====== SUPPLIED MATERIAL ======
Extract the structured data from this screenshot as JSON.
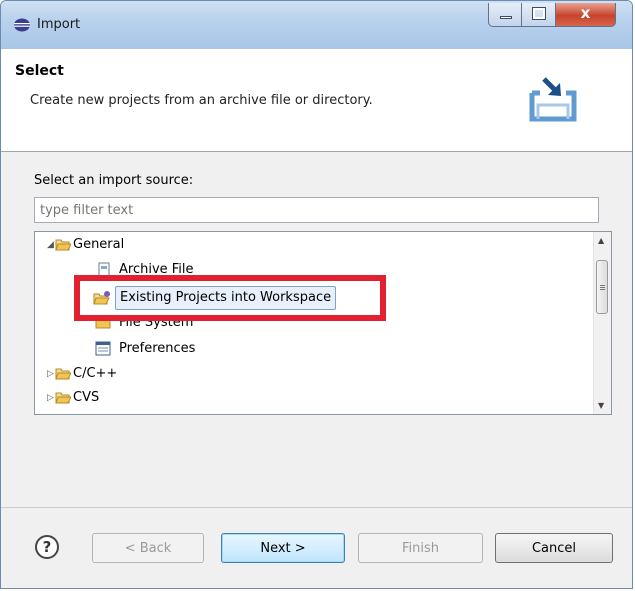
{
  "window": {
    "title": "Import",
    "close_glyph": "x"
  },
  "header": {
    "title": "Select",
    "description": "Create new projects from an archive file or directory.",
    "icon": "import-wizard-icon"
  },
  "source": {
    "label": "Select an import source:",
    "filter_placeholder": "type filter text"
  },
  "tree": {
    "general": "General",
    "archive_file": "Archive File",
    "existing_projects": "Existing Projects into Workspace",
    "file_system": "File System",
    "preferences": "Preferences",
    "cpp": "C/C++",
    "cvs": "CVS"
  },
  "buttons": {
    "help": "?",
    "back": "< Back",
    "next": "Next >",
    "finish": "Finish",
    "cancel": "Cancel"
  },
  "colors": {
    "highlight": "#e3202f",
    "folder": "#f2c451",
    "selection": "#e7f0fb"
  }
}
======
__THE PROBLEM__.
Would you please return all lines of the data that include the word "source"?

__TASK SOLUTION__.
  "source": {
    "label": "Select an import source:",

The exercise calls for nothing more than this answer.